● **ACTION ITEM**
Copy each record exactly and skip its pictures.
--------------------
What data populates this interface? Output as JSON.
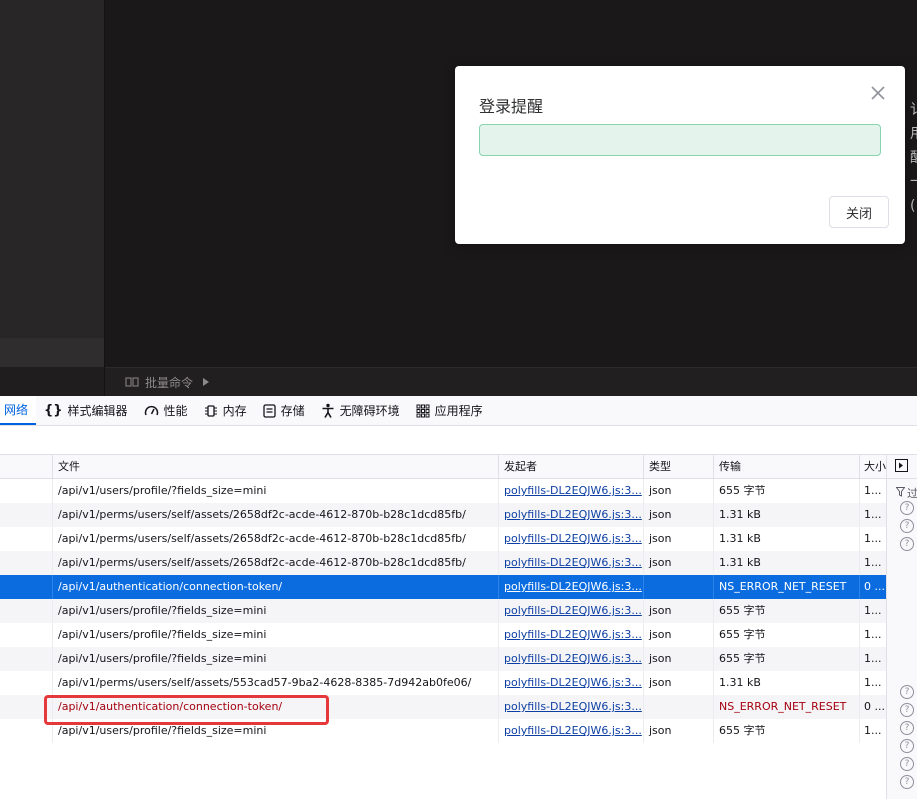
{
  "app": {
    "batch_command_label": "批量命令",
    "right_edge_glyphs": [
      "讠",
      "用",
      "醒",
      "一",
      "("
    ]
  },
  "modal": {
    "title": "登录提醒",
    "alert_text": "",
    "close_button_label": "关闭"
  },
  "devtools": {
    "tabs": [
      {
        "label": "网络",
        "icon": "network-icon"
      },
      {
        "label": "样式编辑器",
        "icon": "braces-icon"
      },
      {
        "label": "性能",
        "icon": "gauge-icon"
      },
      {
        "label": "内存",
        "icon": "memory-chip-icon"
      },
      {
        "label": "存储",
        "icon": "storage-icon"
      },
      {
        "label": "无障碍环境",
        "icon": "accessibility-icon"
      },
      {
        "label": "应用程序",
        "icon": "grid-icon"
      }
    ],
    "columns": {
      "file": "文件",
      "initiator": "发起者",
      "type": "类型",
      "transferred": "传输",
      "size": "大小"
    },
    "side_filter_label": "过",
    "rows": [
      {
        "file": "/api/v1/users/profile/?fields_size=mini",
        "initiator": "polyfills-DL2EQJW6.js:3...",
        "type": "json",
        "transferred": "655 字节",
        "size": "1..."
      },
      {
        "file": "/api/v1/perms/users/self/assets/2658df2c-acde-4612-870b-b28c1dcd85fb/",
        "initiator": "polyfills-DL2EQJW6.js:3...",
        "type": "json",
        "transferred": "1.31 kB",
        "size": "1..."
      },
      {
        "file": "/api/v1/perms/users/self/assets/2658df2c-acde-4612-870b-b28c1dcd85fb/",
        "initiator": "polyfills-DL2EQJW6.js:3...",
        "type": "json",
        "transferred": "1.31 kB",
        "size": "1..."
      },
      {
        "file": "/api/v1/perms/users/self/assets/2658df2c-acde-4612-870b-b28c1dcd85fb/",
        "initiator": "polyfills-DL2EQJW6.js:3...",
        "type": "json",
        "transferred": "1.31 kB",
        "size": "1..."
      },
      {
        "file": "/api/v1/authentication/connection-token/",
        "initiator": "polyfills-DL2EQJW6.js:3...",
        "type": "",
        "transferred": "NS_ERROR_NET_RESET",
        "size": "0 ..."
      },
      {
        "file": "/api/v1/users/profile/?fields_size=mini",
        "initiator": "polyfills-DL2EQJW6.js:3...",
        "type": "json",
        "transferred": "655 字节",
        "size": "1..."
      },
      {
        "file": "/api/v1/users/profile/?fields_size=mini",
        "initiator": "polyfills-DL2EQJW6.js:3...",
        "type": "json",
        "transferred": "655 字节",
        "size": "1..."
      },
      {
        "file": "/api/v1/users/profile/?fields_size=mini",
        "initiator": "polyfills-DL2EQJW6.js:3...",
        "type": "json",
        "transferred": "655 字节",
        "size": "1..."
      },
      {
        "file": "/api/v1/perms/users/self/assets/553cad57-9ba2-4628-8385-7d942ab0fe06/",
        "initiator": "polyfills-DL2EQJW6.js:3...",
        "type": "json",
        "transferred": "1.31 kB",
        "size": "1..."
      },
      {
        "file": "/api/v1/authentication/connection-token/",
        "initiator": "polyfills-DL2EQJW6.js:3...",
        "type": "",
        "transferred": "NS_ERROR_NET_RESET",
        "size": "0 ..."
      },
      {
        "file": "/api/v1/users/profile/?fields_size=mini",
        "initiator": "polyfills-DL2EQJW6.js:3...",
        "type": "json",
        "transferred": "655 字节",
        "size": "1..."
      }
    ],
    "colors": {
      "selected_row": "#0a6cdf",
      "error_text": "#a4000f",
      "highlight_box": "#e5383b",
      "active_tab": "#0061e0"
    }
  }
}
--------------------
● **RESULT OF THIS TASK**
What data populates this interface? Output as JSON.
{
  "app": {
    "batch_command_label": "批量命令",
    "right_edge_glyphs": [
      "讠",
      "用",
      "醒",
      "一",
      "("
    ]
  },
  "modal": {
    "title": "登录提醒",
    "alert_text": "",
    "close_button_label": "关闭"
  },
  "devtools": {
    "tabs": [
      {
        "label": "网络",
        "icon": "network-icon"
      },
      {
        "label": "样式编辑器",
        "icon": "braces-icon"
      },
      {
        "label": "性能",
        "icon": "gauge-icon"
      },
      {
        "label": "内存",
        "icon": "memory-chip-icon"
      },
      {
        "label": "存储",
        "icon": "storage-icon"
      },
      {
        "label": "无障碍环境",
        "icon": "accessibility-icon"
      },
      {
        "label": "应用程序",
        "icon": "grid-icon"
      }
    ],
    "columns": {
      "file": "文件",
      "initiator": "发起者",
      "type": "类型",
      "transferred": "传输",
      "size": "大小"
    },
    "side_filter_label": "过",
    "rows": [
      {
        "file": "/api/v1/users/profile/?fields_size=mini",
        "initiator": "polyfills-DL2EQJW6.js:3...",
        "type": "json",
        "transferred": "655 字节",
        "size": "1..."
      },
      {
        "file": "/api/v1/perms/users/self/assets/2658df2c-acde-4612-870b-b28c1dcd85fb/",
        "initiator": "polyfills-DL2EQJW6.js:3...",
        "type": "json",
        "transferred": "1.31 kB",
        "size": "1..."
      },
      {
        "file": "/api/v1/perms/users/self/assets/2658df2c-acde-4612-870b-b28c1dcd85fb/",
        "initiator": "polyfills-DL2EQJW6.js:3...",
        "type": "json",
        "transferred": "1.31 kB",
        "size": "1..."
      },
      {
        "file": "/api/v1/perms/users/self/assets/2658df2c-acde-4612-870b-b28c1dcd85fb/",
        "initiator": "polyfills-DL2EQJW6.js:3...",
        "type": "json",
        "transferred": "1.31 kB",
        "size": "1..."
      },
      {
        "file": "/api/v1/authentication/connection-token/",
        "initiator": "polyfills-DL2EQJW6.js:3...",
        "type": "",
        "transferred": "NS_ERROR_NET_RESET",
        "size": "0 ..."
      },
      {
        "file": "/api/v1/users/profile/?fields_size=mini",
        "initiator": "polyfills-DL2EQJW6.js:3...",
        "type": "json",
        "transferred": "655 字节",
        "size": "1..."
      },
      {
        "file": "/api/v1/users/profile/?fields_size=mini",
        "initiator": "polyfills-DL2EQJW6.js:3...",
        "type": "json",
        "transferred": "655 字节",
        "size": "1..."
      },
      {
        "file": "/api/v1/users/profile/?fields_size=mini",
        "initiator": "polyfills-DL2EQJW6.js:3...",
        "type": "json",
        "transferred": "655 字节",
        "size": "1..."
      },
      {
        "file": "/api/v1/perms/users/self/assets/553cad57-9ba2-4628-8385-7d942ab0fe06/",
        "initiator": "polyfills-DL2EQJW6.js:3...",
        "type": "json",
        "transferred": "1.31 kB",
        "size": "1..."
      },
      {
        "file": "/api/v1/authentication/connection-token/",
        "initiator": "polyfills-DL2EQJW6.js:3...",
        "type": "",
        "transferred": "NS_ERROR_NET_RESET",
        "size": "0 ..."
      },
      {
        "file": "/api/v1/users/profile/?fields_size=mini",
        "initiator": "polyfills-DL2EQJW6.js:3...",
        "type": "json",
        "transferred": "655 字节",
        "size": "1..."
      }
    ],
    "colors": {
      "selected_row": "#0a6cdf",
      "error_text": "#a4000f",
      "highlight_box": "#e5383b",
      "active_tab": "#0061e0"
    }
  }
}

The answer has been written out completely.